What I'm reading: Cyber mistakes
From a book of advice to internet-savvy young girls on dealing with bullies, cliques, popularity, and jealousy (it's good advice for young boys, too):
IM and Email: Clicking Your Way Through a Fight...
Fighting on IM is a huge mistake....You can't hear her tone of voice...Unfortunately you couldn't hear that she was just kidding...behind that blinking box, your "friend" could be three or four people cutting and pasting your conversation to three other people, who send it on to their friends, and so on...

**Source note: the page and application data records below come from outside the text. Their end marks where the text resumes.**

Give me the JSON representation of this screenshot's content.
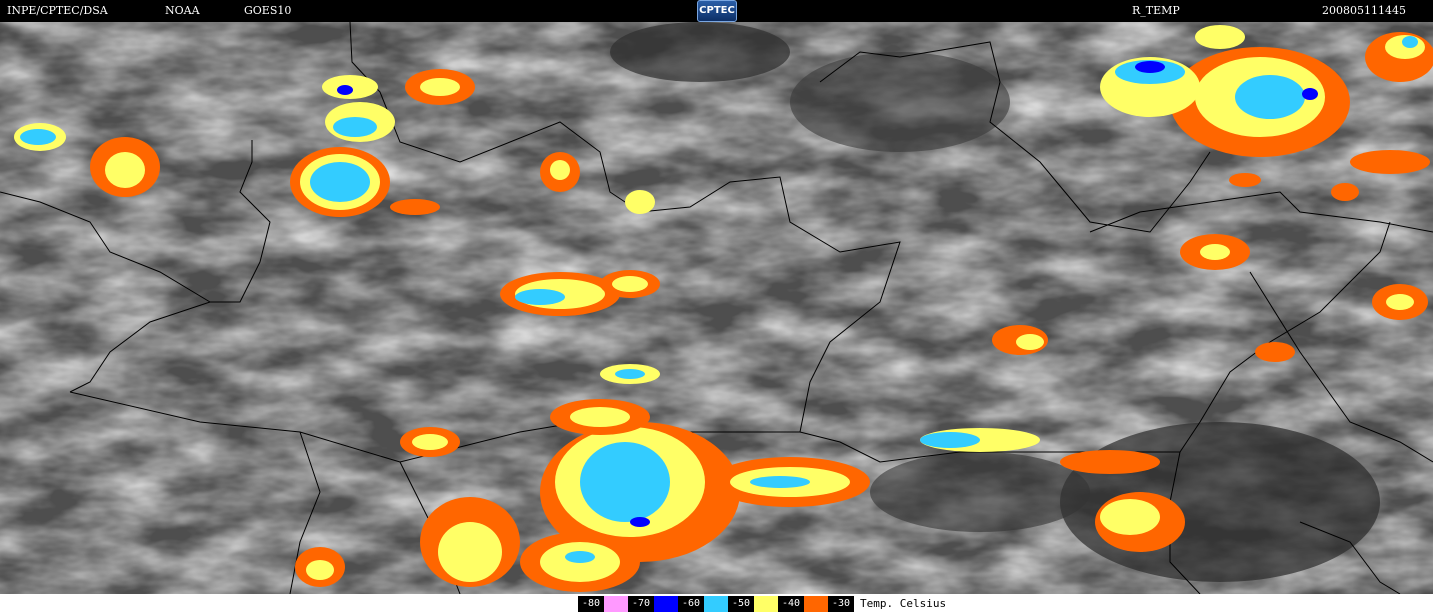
{
  "header": {
    "source": "INPE/CPTEC/DSA",
    "agency": "NOAA",
    "satellite": "GOES10",
    "logo_text": "CPTEC",
    "product": "R_TEMP",
    "timestamp": "200805111445"
  },
  "legend": {
    "unit_label": "Temp. Celsius",
    "items": [
      {
        "label": "-80",
        "color": "#ff99ff"
      },
      {
        "label": "-70",
        "color": "#0000ff"
      },
      {
        "label": "-60",
        "color": "#33ccff"
      },
      {
        "label": "-50",
        "color": "#ffff66"
      },
      {
        "label": "-40",
        "color": "#ff6600"
      },
      {
        "label": "-30",
        "color": "#ff6600"
      }
    ]
  },
  "map": {
    "background_color": "#4b4b4b",
    "border_color": "#000000"
  }
}
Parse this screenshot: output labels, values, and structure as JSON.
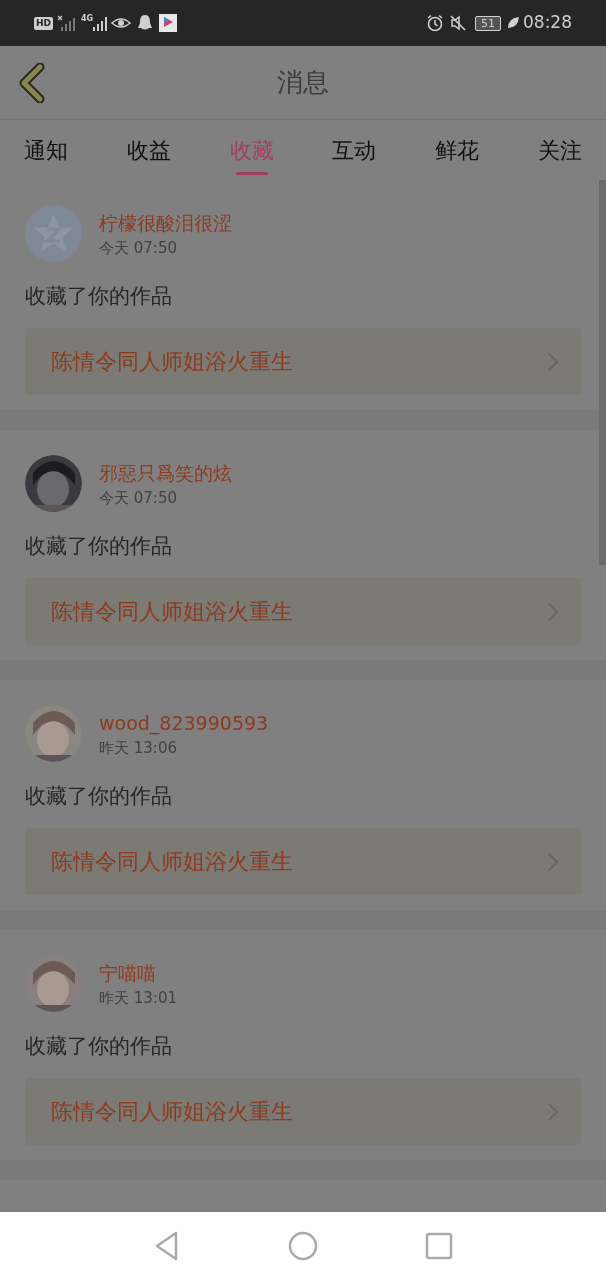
{
  "status_bar": {
    "hd": "HD",
    "network": "4G",
    "battery": "51",
    "time": "08:28"
  },
  "header": {
    "title": "消息"
  },
  "tabs": [
    {
      "label": "通知",
      "selected": false
    },
    {
      "label": "收益",
      "selected": false
    },
    {
      "label": "收藏",
      "selected": true
    },
    {
      "label": "互动",
      "selected": false
    },
    {
      "label": "鲜花",
      "selected": false
    },
    {
      "label": "关注",
      "selected": false
    }
  ],
  "messages": [
    {
      "user": "柠檬很酸泪很涩",
      "time": "今天 07:50",
      "avatar": {
        "kind": "default"
      },
      "text": "收藏了你的作品",
      "work": "陈情令同人师姐浴火重生"
    },
    {
      "user": "邪惡只爲笑的炫",
      "time": "今天 07:50",
      "text": "收藏了你的作品",
      "work": "陈情令同人师姐浴火重生"
    },
    {
      "user": "wood_823990593",
      "time": "昨天 13:06",
      "text": "收藏了你的作品",
      "work": "陈情令同人师姐浴火重生"
    },
    {
      "user": "宁喵喵",
      "time": "昨天 13:01",
      "text": "收藏了你的作品",
      "work": "陈情令同人师姐浴火重生"
    }
  ]
}
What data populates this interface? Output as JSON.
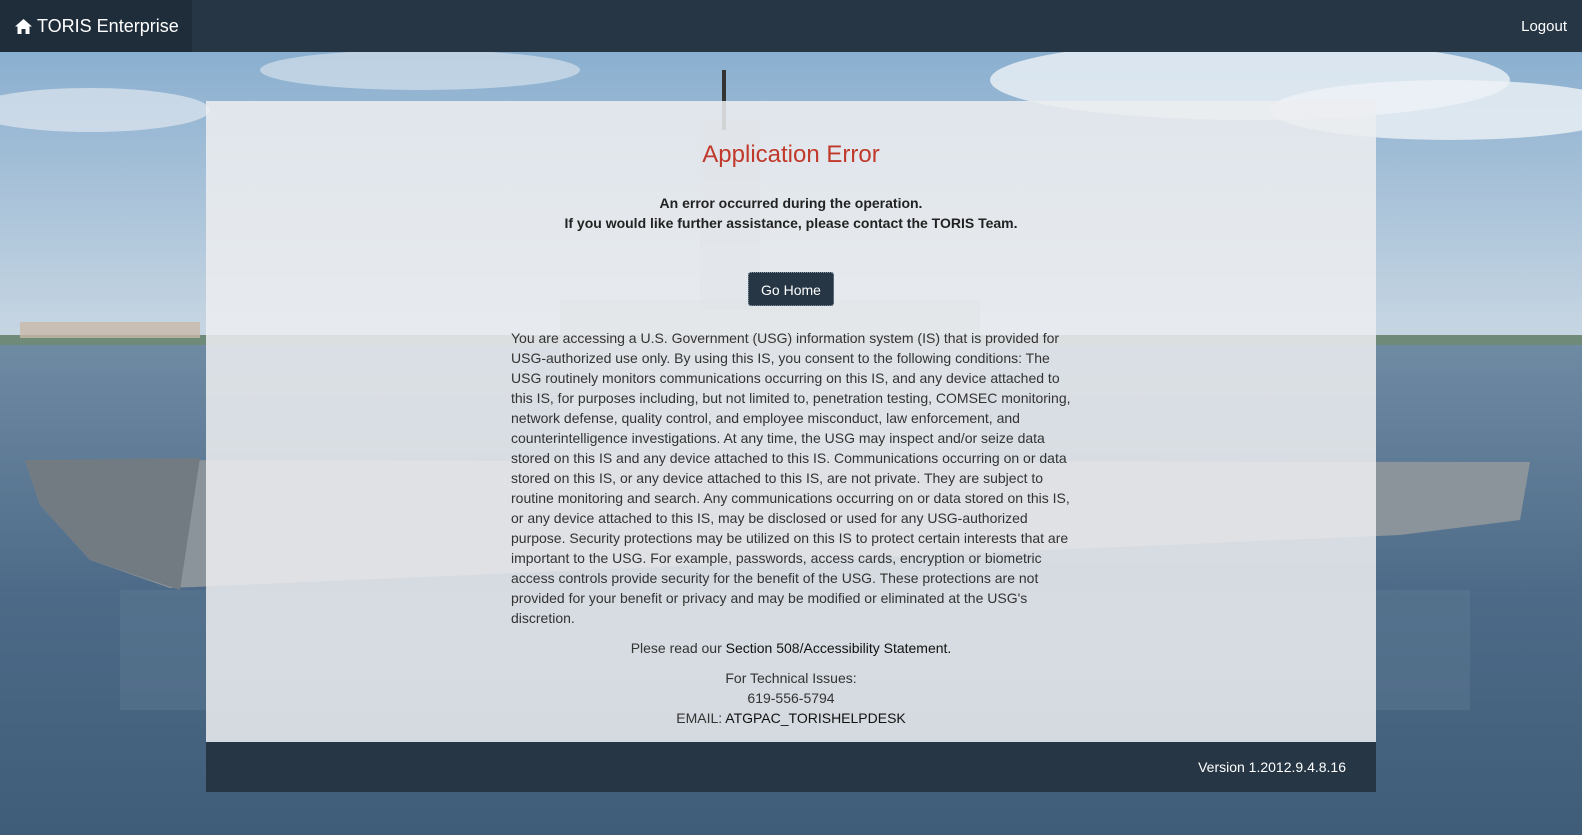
{
  "navbar": {
    "brand_label": "TORIS Enterprise",
    "brand_icon": "home-icon",
    "logout_label": "Logout"
  },
  "error": {
    "title": "Application Error",
    "line1": "An error occurred during the operation.",
    "line2": "If you would like further assistance, please contact the TORIS Team.",
    "go_home_label": "Go Home"
  },
  "notice": {
    "text": "You are accessing a U.S. Government (USG) information system (IS) that is provided for USG-authorized use only. By using this IS, you consent to the following conditions: The USG routinely monitors communications occurring on this IS, and any device attached to this IS, for purposes including, but not limited to, penetration testing, COMSEC monitoring, network defense, quality control, and employee misconduct, law enforcement, and counterintelligence investigations. At any time, the USG may inspect and/or seize data stored on this IS and any device attached to this IS. Communications occurring on or data stored on this IS, or any device attached to this IS, are not private. They are subject to routine monitoring and search. Any communications occurring on or data stored on this IS, or any device attached to this IS, may be disclosed or used for any USG-authorized purpose. Security protections may be utilized on this IS to protect certain interests that are important to the USG. For example, passwords, access cards, encryption or biometric access controls provide security for the benefit of the USG. These protections are not provided for your benefit or privacy and may be modified or eliminated at the USG's discretion."
  },
  "accessibility": {
    "prefix": "Plese read our",
    "link_label": "Section 508/Accessibility Statement."
  },
  "tech": {
    "heading": "For Technical Issues:",
    "phone": "619-556-5794",
    "email_prefix": "EMAIL:",
    "email_link": "ATGPAC_TORISHELPDESK"
  },
  "footer": {
    "version": "Version 1.2012.9.4.8.16"
  },
  "colors": {
    "navbar": "#263645",
    "title_red": "#c0392b",
    "panel": "#eceef0"
  }
}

Don't, don't, don't give out your password. Do you give out your locker combination? House key? Diary location? So why are you telling people how to break into your account? Because that's what a lot of girls will do when they get mad. Angry girls will hijack your screen name and send e-mails and IMs to guys acting like they are you. They will subscribe you to porn sites. They will enroll you in crazy spam schemes. They will send notes to other girls about things you never said. You can avoid that risk entirely by keeping your password to yourself, or at least changing it when you get in a fight with someone.
IM and e-mail are like passing notes or writing on the bathroom wall. They are inadequate, impersonal tools of communication. When you have a problem with someone and need to resolve it, nothing will ever replace the experience of two open eyes and a firm, respectful voice.
[From Odd Girl Speaks Out by Rachel Simmons, Harcourt Books (2004).]
Kids these days have to learn to negotiate the internet and relationships via the internet while they are still kids, with little life experience of human nature (or the possible inhuman nature of internet interactions) to guide them. I tell my children to consider nothing they do on the computer to be private, as you don't know where your words or actions on the internet may eventually turn up, or how they may be tracked or replicated. Anything you type, IM, send, or blog today may come back to haunt you in the years ahead.
It is hard for a kid to understand longevity. I just tell mine: Do and say nothing on the computer you wouldn't like to see on the front page of tomorrow's newspaper, for everyone to see and know about you. Yes, even when posting or surfing (supposedly) anonymously, keep your computer use that transparent and disciplined, and you will not end up hurt and crying about it someday. In the meantime, you are practicing discipline and integrity, two invaluable character traits.
And as we all know, until youngsters get older, smarter, wiser and better at choosing their friends, a "friend" today may become an enemy tomorrow. In the old days, youngsters (and adults) didn't have to deal with such mistakes becoming a permanent part of the internet.
Kids beware, and parents, teach your kids.
Safety programs for kids and parents:
"How Blogging Can Impact Your Job Search"
"Battling MySpace.com and Teen Naivete"
"Some Employers Now Search Online Profiles"
"National elections could be a lot more interesting in 20 years..."
"Employers, Police Joining Facebook"